It's Time for Women's Rights in South Caucasus

Azerbaijan’s pardoning of its most celebrated journalist behind bars and Armenia’s release of all of its jailed oppositions is good news. But both ex-Soviet countries have a terrible record of women’s rights, and things seem to be getting worse.

Zaruhi Petrosian, a victim of domestic violence in Armenia

Armenia, for one, is the only country in the South Caucasus (which is made up of Georgia, Azerbaijan, and Armenia) without legislation on domestic violence. An ongoing trial of a man who murdered his wife is still being dragged while the woman’s mother-in-law, reportedly also involved in the killing, is free.

In November 2008, Amnesty International issued a report on domestic abuse in Armenia stating that more than a quarter of women in Armenia have faced physical violence at the hands of husbands or other family members. Many of these women have little choice but to remain in abusive situations as reporting violence is strongly stigmatized in Armenian society.


What the UDHR Means to Me

The United Nations’ Declaration of Human Rights (UDHR), proposed by Eleanor Roosevelt and adopted by the United Nations in 1948 established 30 articles of universal Human Rights. This document establishes and protects the framework for civilized and respectful interaction between all people and nations no matter what their political, religious or cultural beliefs.

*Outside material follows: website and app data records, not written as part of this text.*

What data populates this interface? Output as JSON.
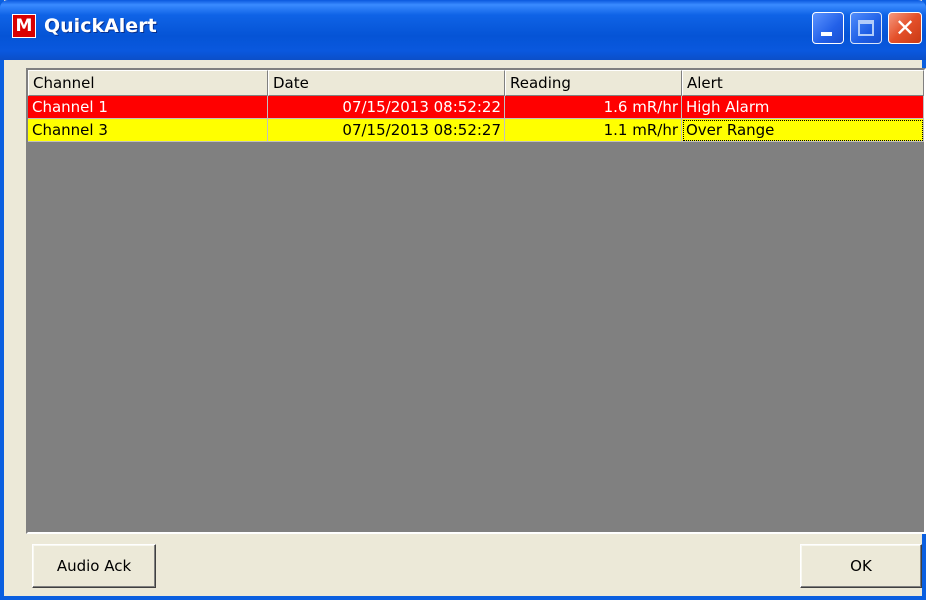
{
  "window": {
    "title": "QuickAlert",
    "icon_glyph": "M",
    "icon_name": "app-logo-icon",
    "colors": {
      "titlebar": "#0a58de",
      "face": "#ece9d8",
      "list_background": "#808080",
      "alarm_row": "#ff0000",
      "warning_row": "#ffff00"
    }
  },
  "titlebar_buttons": {
    "minimize": "minimize-icon",
    "maximize": "maximize-icon",
    "close": "close-icon",
    "close_glyph": "✕"
  },
  "table": {
    "columns": [
      "Channel",
      "Date",
      "Reading",
      "Alert"
    ],
    "rows": [
      {
        "channel": "Channel 1",
        "date": "07/15/2013 08:52:22",
        "reading": "1.6 mR/hr",
        "alert": "High Alarm",
        "color": "#ff0000"
      },
      {
        "channel": "Channel 3",
        "date": "07/15/2013 08:52:27",
        "reading": "1.1 mR/hr",
        "alert": "Over Range",
        "color": "#ffff00"
      }
    ]
  },
  "buttons": {
    "audio_ack": "Audio Ack",
    "ok": "OK"
  }
}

Over 190 nations have ratified this declaration; and yet surveys show that more people can name 3 members of the Homer Simpson TV Cartoon family than they can name three of their basic human rights. You can’t defend what you do not know.

At a time when we see women being stoned to death, child executions, people starving in the Eastern Sudan, children being stolen from their families and made into child-soldiers or prostitutes, prisoners being water-boarded, millions of people starving and dying of AIDS each year – we have to ask: what can human rights education do? My answer is everything. It’s where it all begins.

A friend once told me a story I will never forget. In the early 1940’s there was a young black boy in the Deep South, a sharecropper’s son. He went to school in a one-room, tattered schoolhouse. One morning, sitting by himself, he opened a third-hand, torn Civics text book. He read a page – The United States Bill of Rights. He read it again. He looked around and what he saw were white only schools, white only restrooms, and “sit on the back of the bus”. It didn’t make sense. And at that single moment, education, as it does for all of us, made that young Black boy more aware – and he decided to do something about it. His name was Martin Luther King Jr., and the rest is history.

Nelson Mandela said, “No one is born hating another person because of the color of his skin, or his background, or his religion. People must learn to hate, and if they can learn to hate, they can learn to love.”

Human rights violations know no borders. From child soldiers in the Congo, ethnic cleansing in Darfur, to the rise in human trafficking right here in the US, it is easy to see that the whole world needs to change.

By knowing all 30 Articles of the UDHR we can be equipped with the knowledge to fight against any injustice anywhere in the world. On this 60th Anniversary of the Universal Declaration, with all the turmoil that currently exists in the world, it has become more important than ever for people to know their rights, to pass them onto others, and to defend them relentlessly.

The solution to global issues such as poverty, famine, war and political unrest is encompassed by the UDHR, and human rights education is the first step in resolving these issues at a grassroots level.

I hope to see the day when human rights education becomes a mandatory part of every middle school curriculum on every continent across the world, so that every man, woman and child knows and can defend their God-given rights.